Standard management for patients with high-risk bladder cancer that has not invaded the muscle and persists despite BCG therapy is removal of the bladder (cystectomy). There are a few drugs for patients who do not respond to intravesical BCG (giving the drug directly into the bladder through a small catheter), but they are associated with a low rate of cure.
The purpose of this study is to evaluate the safety and effectiveness of giving intravesical gemcitabine as well as oral everolimus to patients with high-risk non-muscle-invasive bladder cancer whose disease persists despite BCG therapy. Up to three doses of everolimus will be evaluated in the phase I portion of the study.
In a previous study, intravesical gemcitabine was shown to be effective in patients with high-risk non-muscle-invasive bladder cancer. However, the duration of response was short.

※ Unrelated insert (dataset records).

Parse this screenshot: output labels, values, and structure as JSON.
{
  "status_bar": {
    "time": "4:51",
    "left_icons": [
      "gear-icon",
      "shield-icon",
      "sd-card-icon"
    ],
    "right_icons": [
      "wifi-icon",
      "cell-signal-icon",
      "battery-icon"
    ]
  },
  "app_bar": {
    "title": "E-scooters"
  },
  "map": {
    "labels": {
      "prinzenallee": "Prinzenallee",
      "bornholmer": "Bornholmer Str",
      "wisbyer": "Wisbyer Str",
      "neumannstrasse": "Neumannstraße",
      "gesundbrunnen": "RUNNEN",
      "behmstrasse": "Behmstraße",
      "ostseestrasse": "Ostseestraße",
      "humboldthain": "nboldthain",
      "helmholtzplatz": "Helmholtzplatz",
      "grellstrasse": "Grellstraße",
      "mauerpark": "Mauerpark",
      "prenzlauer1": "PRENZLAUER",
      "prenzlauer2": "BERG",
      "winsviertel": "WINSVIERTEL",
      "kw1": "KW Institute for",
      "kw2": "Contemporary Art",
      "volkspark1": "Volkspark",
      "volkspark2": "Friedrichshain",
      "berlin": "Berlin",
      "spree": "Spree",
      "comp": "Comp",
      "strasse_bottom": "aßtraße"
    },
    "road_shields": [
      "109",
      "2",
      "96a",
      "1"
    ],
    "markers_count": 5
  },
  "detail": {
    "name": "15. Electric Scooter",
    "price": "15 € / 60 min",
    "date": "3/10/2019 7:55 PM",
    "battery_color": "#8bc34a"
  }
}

Everolimus is an oral drug that inhibits a molecule called mTOR, which helps cancer cells grow. Everolimus is approved for the treatment of renal cell carcinoma, but its use for treating bladder cancer is considered investigational.